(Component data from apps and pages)
################

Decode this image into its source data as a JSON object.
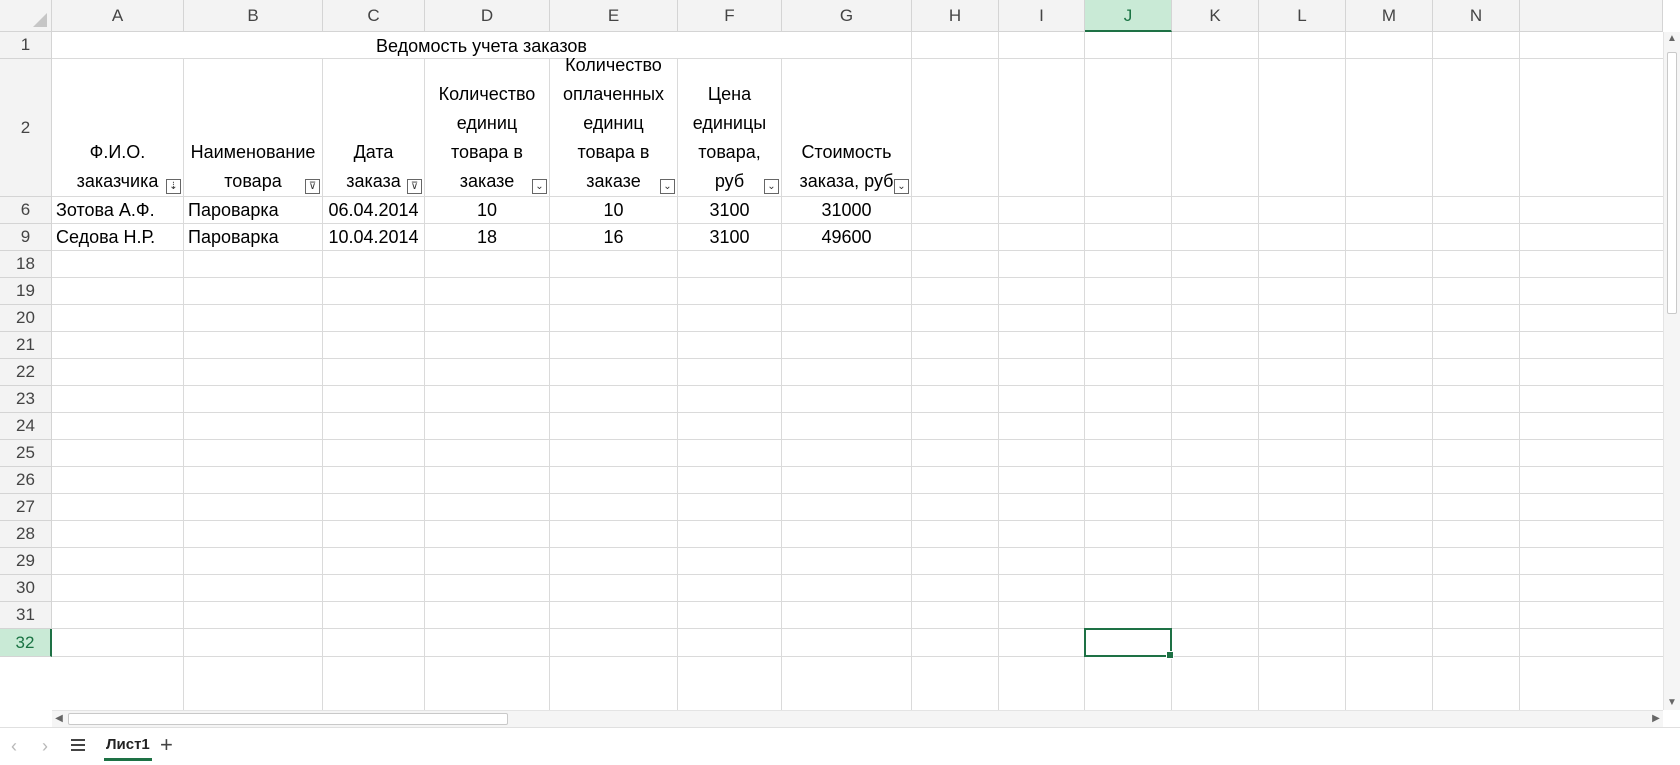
{
  "columns": [
    {
      "letter": "A",
      "active": false
    },
    {
      "letter": "B",
      "active": false
    },
    {
      "letter": "C",
      "active": false
    },
    {
      "letter": "D",
      "active": false
    },
    {
      "letter": "E",
      "active": false
    },
    {
      "letter": "F",
      "active": false
    },
    {
      "letter": "G",
      "active": false
    },
    {
      "letter": "H",
      "active": false
    },
    {
      "letter": "I",
      "active": false
    },
    {
      "letter": "J",
      "active": true
    },
    {
      "letter": "K",
      "active": false
    },
    {
      "letter": "L",
      "active": false
    },
    {
      "letter": "M",
      "active": false
    },
    {
      "letter": "N",
      "active": false
    }
  ],
  "rows": [
    {
      "label": "1",
      "active": false
    },
    {
      "label": "2",
      "active": false
    },
    {
      "label": "6",
      "active": false
    },
    {
      "label": "9",
      "active": false
    },
    {
      "label": "18",
      "active": false
    },
    {
      "label": "19",
      "active": false
    },
    {
      "label": "20",
      "active": false
    },
    {
      "label": "21",
      "active": false
    },
    {
      "label": "22",
      "active": false
    },
    {
      "label": "23",
      "active": false
    },
    {
      "label": "24",
      "active": false
    },
    {
      "label": "25",
      "active": false
    },
    {
      "label": "26",
      "active": false
    },
    {
      "label": "27",
      "active": false
    },
    {
      "label": "28",
      "active": false
    },
    {
      "label": "29",
      "active": false
    },
    {
      "label": "30",
      "active": false
    },
    {
      "label": "31",
      "active": false
    },
    {
      "label": "32",
      "active": true
    }
  ],
  "title": "Ведомость учета заказов",
  "headers": [
    {
      "lines": [
        "Ф.И.О.",
        "заказчика"
      ],
      "filter_icon": "sort-filter-icon"
    },
    {
      "lines": [
        "Наименование",
        "товара"
      ],
      "filter_icon": "active-filter-icon"
    },
    {
      "lines": [
        "Дата",
        "заказа"
      ],
      "filter_icon": "active-filter-icon"
    },
    {
      "lines": [
        "Количество",
        "единиц",
        "товара в",
        "заказе"
      ],
      "filter_icon": "dropdown-icon"
    },
    {
      "lines": [
        "Количество",
        "оплаченных",
        "единиц",
        "товара в",
        "заказе"
      ],
      "filter_icon": "dropdown-icon"
    },
    {
      "lines": [
        "Цена",
        "единицы",
        "товара,",
        "руб"
      ],
      "filter_icon": "dropdown-icon"
    },
    {
      "lines": [
        "Стоимость",
        "заказа, руб"
      ],
      "filter_icon": "dropdown-icon"
    }
  ],
  "data_rows": [
    [
      "Зотова А.Ф.",
      "Пароварка",
      "06.04.2014",
      "10",
      "10",
      "3100",
      "31000"
    ],
    [
      "Седова Н.Р.",
      "Пароварка",
      "10.04.2014",
      "18",
      "16",
      "3100",
      "49600"
    ]
  ],
  "selected_cell": "J32",
  "sheet_tab": "Лист1",
  "accent_color": "#1e7145"
}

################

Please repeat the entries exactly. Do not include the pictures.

Decode this image into its source data as a JSON object.
{
  "columns": [
    {
      "letter": "A",
      "active": false
    },
    {
      "letter": "B",
      "active": false
    },
    {
      "letter": "C",
      "active": false
    },
    {
      "letter": "D",
      "active": false
    },
    {
      "letter": "E",
      "active": false
    },
    {
      "letter": "F",
      "active": false
    },
    {
      "letter": "G",
      "active": false
    },
    {
      "letter": "H",
      "active": false
    },
    {
      "letter": "I",
      "active": false
    },
    {
      "letter": "J",
      "active": true
    },
    {
      "letter": "K",
      "active": false
    },
    {
      "letter": "L",
      "active": false
    },
    {
      "letter": "M",
      "active": false
    },
    {
      "letter": "N",
      "active": false
    }
  ],
  "rows": [
    {
      "label": "1",
      "active": false
    },
    {
      "label": "2",
      "active": false
    },
    {
      "label": "6",
      "active": false
    },
    {
      "label": "9",
      "active": false
    },
    {
      "label": "18",
      "active": false
    },
    {
      "label": "19",
      "active": false
    },
    {
      "label": "20",
      "active": false
    },
    {
      "label": "21",
      "active": false
    },
    {
      "label": "22",
      "active": false
    },
    {
      "label": "23",
      "active": false
    },
    {
      "label": "24",
      "active": false
    },
    {
      "label": "25",
      "active": false
    },
    {
      "label": "26",
      "active": false
    },
    {
      "label": "27",
      "active": false
    },
    {
      "label": "28",
      "active": false
    },
    {
      "label": "29",
      "active": false
    },
    {
      "label": "30",
      "active": false
    },
    {
      "label": "31",
      "active": false
    },
    {
      "label": "32",
      "active": true
    }
  ],
  "title": "Ведомость учета заказов",
  "headers": [
    {
      "lines": [
        "Ф.И.О.",
        "заказчика"
      ],
      "filter_icon": "sort-filter-icon"
    },
    {
      "lines": [
        "Наименование",
        "товара"
      ],
      "filter_icon": "active-filter-icon"
    },
    {
      "lines": [
        "Дата",
        "заказа"
      ],
      "filter_icon": "active-filter-icon"
    },
    {
      "lines": [
        "Количество",
        "единиц",
        "товара в",
        "заказе"
      ],
      "filter_icon": "dropdown-icon"
    },
    {
      "lines": [
        "Количество",
        "оплаченных",
        "единиц",
        "товара в",
        "заказе"
      ],
      "filter_icon": "dropdown-icon"
    },
    {
      "lines": [
        "Цена",
        "единицы",
        "товара,",
        "руб"
      ],
      "filter_icon": "dropdown-icon"
    },
    {
      "lines": [
        "Стоимость",
        "заказа, руб"
      ],
      "filter_icon": "dropdown-icon"
    }
  ],
  "data_rows": [
    [
      "Зотова А.Ф.",
      "Пароварка",
      "06.04.2014",
      "10",
      "10",
      "3100",
      "31000"
    ],
    [
      "Седова Н.Р.",
      "Пароварка",
      "10.04.2014",
      "18",
      "16",
      "3100",
      "49600"
    ]
  ],
  "selected_cell": "J32",
  "sheet_tab": "Лист1",
  "accent_color": "#1e7145"
}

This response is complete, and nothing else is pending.